== WHAT TO WORK ON ==
Starting at the line with "Transcribe this image's", set down each line of the entries below through the last one, exactly as it stands.

[INPUT MATERIAL Boundary: Start]

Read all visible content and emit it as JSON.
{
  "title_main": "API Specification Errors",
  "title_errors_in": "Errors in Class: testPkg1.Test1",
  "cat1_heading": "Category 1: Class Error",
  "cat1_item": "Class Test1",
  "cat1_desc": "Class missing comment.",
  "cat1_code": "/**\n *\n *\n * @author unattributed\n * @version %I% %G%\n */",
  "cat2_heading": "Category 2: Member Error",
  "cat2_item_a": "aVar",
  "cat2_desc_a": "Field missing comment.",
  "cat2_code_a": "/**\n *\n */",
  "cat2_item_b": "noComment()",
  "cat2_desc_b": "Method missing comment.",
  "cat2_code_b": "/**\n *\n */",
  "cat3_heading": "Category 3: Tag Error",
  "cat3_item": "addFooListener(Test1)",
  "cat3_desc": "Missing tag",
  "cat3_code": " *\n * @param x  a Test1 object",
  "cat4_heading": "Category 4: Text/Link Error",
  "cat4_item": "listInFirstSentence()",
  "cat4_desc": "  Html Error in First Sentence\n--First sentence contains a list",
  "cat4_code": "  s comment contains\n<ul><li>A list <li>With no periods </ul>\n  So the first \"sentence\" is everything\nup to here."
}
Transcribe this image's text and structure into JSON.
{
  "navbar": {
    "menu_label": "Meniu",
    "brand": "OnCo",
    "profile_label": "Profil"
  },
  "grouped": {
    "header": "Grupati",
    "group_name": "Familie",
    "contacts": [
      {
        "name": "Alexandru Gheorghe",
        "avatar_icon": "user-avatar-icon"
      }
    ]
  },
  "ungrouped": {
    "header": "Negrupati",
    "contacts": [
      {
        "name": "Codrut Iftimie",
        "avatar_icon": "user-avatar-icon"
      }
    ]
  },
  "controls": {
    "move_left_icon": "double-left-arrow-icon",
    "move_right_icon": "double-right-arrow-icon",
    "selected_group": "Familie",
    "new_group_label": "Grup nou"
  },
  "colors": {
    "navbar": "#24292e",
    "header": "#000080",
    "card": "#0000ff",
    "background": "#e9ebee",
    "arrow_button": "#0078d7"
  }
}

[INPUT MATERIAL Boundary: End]

== PROBLEM SOLUTION ==
Transcribe this image's text and structure into JSON.
{
  "navbar": {
    "menu_label": "Meniu",
    "brand": "OnCo",
    "profile_label": "Profil"
  },
  "grouped": {
    "header": "Grupati",
    "group_name": "Familie",
    "contacts": [
      {
        "name": "Alexandru Gheorghe",
        "avatar_icon": "user-avatar-icon"
      }
    ]
  },
  "ungrouped": {
    "header": "Negrupati",
    "contacts": [
      {
        "name": "Codrut Iftimie",
        "avatar_icon": "user-avatar-icon"
      }
    ]
  },
  "controls": {
    "move_left_icon": "double-left-arrow-icon",
    "move_right_icon": "double-right-arrow-icon",
    "selected_group": "Familie",
    "new_group_label": "Grup nou"
  },
  "colors": {
    "navbar": "#24292e",
    "header": "#000080",
    "card": "#0000ff",
    "background": "#e9ebee",
    "arrow_button": "#0078d7"
  }
}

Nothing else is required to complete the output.